Doomsday Clock Variant Cover Art by Gary Frank and Brad Anderson
Paste: Do you use a different approach when illustrating the DC characters to emphasize their relative moral purity?
Frank: So far the DC character that I’ve drawn the most in this book is Batman and he’d frankly fit into the Watchmen Universe beautifully. No, the dominant influence is Watchmen. There will be subtle changes between worlds—colors, for example—but not so that it becomes intrusive. It’s not going to be Bedknobs and Broomsticks.
Paste: Watchmen confirmed the nine-panel grid as the de facto format for serious, scholarly comics, only breaking form once. Most of the pages follow that same schema, with various breaks into 7- and 8-panel pages. What dictates breaking type? Is there an underlying rhythm at play?
Frank: Yes. Virtually everything you do with the size and shape of a panel has a subtle effect on how the contents are perceived. There are instances in Watchmen where there are four panels on a line, for instance. When you are reading a three-panel line, three-panel line, three-panel line etc, then there’s a switch to four, the reader may not notice it consciously, but there is a shift in rhythm. You can use smaller, choppier panels to increase pace, or maybe give the feeling of quiet or secretive actions. Alternatively, you can use it to shift between environments for a flashback or a dream sequence (as in Watchmen). The restriction imposed by the nine-panel grid has the unexpected effect of making even small changes to the rhythm more effective.
Doomsday Clock Interior Art by Gary Frank and Brad Anderson
Paste: In the opening panels, you nicely preserve a sense of place that corresponds with a ravaged ‘80s NYC. The double-breasted jackets, analogue media, concrete jungle, etc., but then you slowly reveal the ergonomic cars. How would you describe the architecture and environment of Watchmen? What’s changed?
Frank: Well, some of those things came about in Watchmen. The electric cars, for example. There’s pre-Doctor Manhattan Watchmen U and post-Doctor Manhattan Watchmen U. We obviously pick up in the latter so there’s this weird juxtaposition of a DCU, which is effectively 30 years in the future, and a 1980’s Earth that has been changed completely by Doctor Manhattan’s presence into a kind of pseudo-futuristic version.

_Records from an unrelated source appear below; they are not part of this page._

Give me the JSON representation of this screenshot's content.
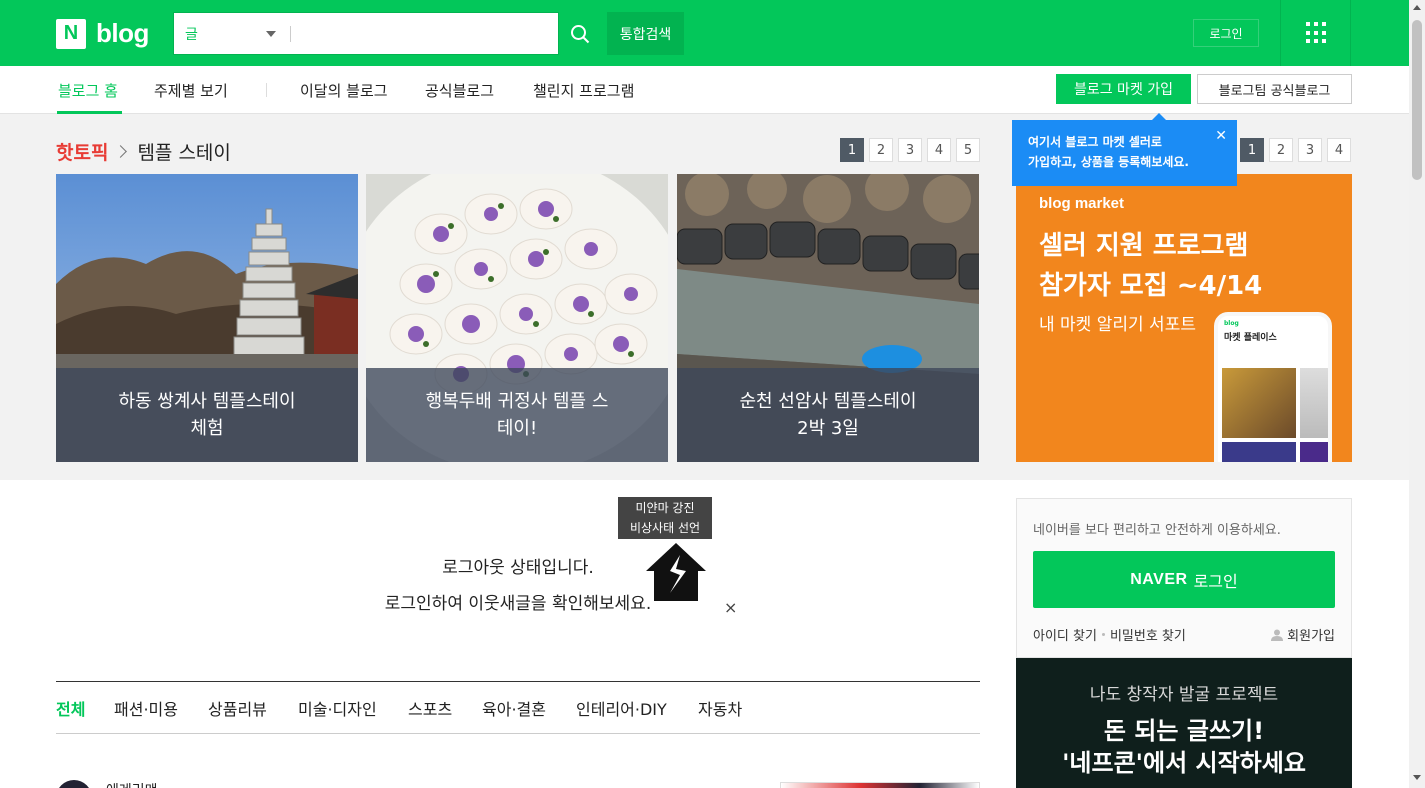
{
  "header": {
    "logo_n": "N",
    "logo_text": "blog",
    "search_scope": "글",
    "search_placeholder": "",
    "unified_search": "통합검색",
    "login": "로그인"
  },
  "nav": {
    "items": [
      "블로그 홈",
      "주제별 보기",
      "이달의 블로그",
      "공식블로그",
      "챌린지 프로그램"
    ],
    "market_join": "블로그 마켓 가입",
    "official_blog": "블로그팀 공식블로그"
  },
  "tooltip": {
    "line1": "여기서 블로그 마켓 셀러로",
    "line2": "가입하고, 상품을 등록해보세요.",
    "close": "✕"
  },
  "hot_topic": {
    "label": "핫토픽",
    "topic": "템플 스테이",
    "pages": [
      "1",
      "2",
      "3",
      "4",
      "5"
    ],
    "cards": [
      {
        "line1": "하동 쌍계사 템플스테이",
        "line2": "체험"
      },
      {
        "line1": "행복두배 귀정사 템플 스",
        "line2": "테이!"
      },
      {
        "line1": "순천 선암사 템플스테이",
        "line2": "2박 3일"
      }
    ]
  },
  "ad": {
    "pages": [
      "1",
      "2",
      "3",
      "4"
    ],
    "brand": "blog market",
    "headline1": "셀러 지원 프로그램",
    "headline2": "참가자 모집 ~4/14",
    "sub": "내 마켓 알리기 서포트",
    "phone_blog": "blog",
    "phone_title": "마켓 플레이스"
  },
  "emergency": {
    "line1": "미얀마 강진",
    "line2": "비상사태 선언",
    "close": "×"
  },
  "logout": {
    "line1": "로그아웃 상태입니다.",
    "line2": "로그인하여 이웃새글을 확인해보세요."
  },
  "categories": [
    "전체",
    "패션·미용",
    "상품리뷰",
    "미술·디자인",
    "스포츠",
    "육아·결혼",
    "인테리어·DIY",
    "자동차"
  ],
  "post_peek": {
    "name": "에레리맨"
  },
  "login_box": {
    "desc": "네이버를 보다 편리하고 안전하게 이용하세요.",
    "naver": "NAVER",
    "login": "로그인",
    "find_id": "아이디 찾기",
    "find_pw": "비밀번호 찾기",
    "signup": "회원가입"
  },
  "promo": {
    "sub": "나도 창작자 발굴 프로젝트",
    "line1": "돈 되는 글쓰기!",
    "line2": "'네프콘'에서 시작하세요"
  },
  "colors": {
    "brand": "#03c75a",
    "hot": "#e83c35",
    "tooltip": "#1b8cf5",
    "ad": "#f2861d"
  }
}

Paste: On the latter note, you also had to design new characters—The Mime and The Marionette. Aside from the source material, where did you seek inspiration? Did you return to the old Charlton characters at all?
Frank: No, the Charlton characters were the jumping-off point, but from there we wanted something new. Geoff already knew the role that they needed to fill so we started to build something tailor-made for the story.
Doomsday Clock In-Process Cover Art by Gary Frank
Paste: The original Watchmen scripts were phone-book thick and dense with material. You and Geoff Johns have an extensive history, but did your creative process shift at all to tackle Doomsday Clock?
Frank: Totally. The scripts are a little tighter than usual, but the planning and framework are much more complex and time consuming. The Watchmen scripts seemed to define every detail in every panel, whereas Geoff leaves a little more flexibility. Much of what you’ll see comes as a result of conversation rather than because it was there in the first run at the script. Geoff is tweaking and molding the story all the time, guiding it as it grows organically.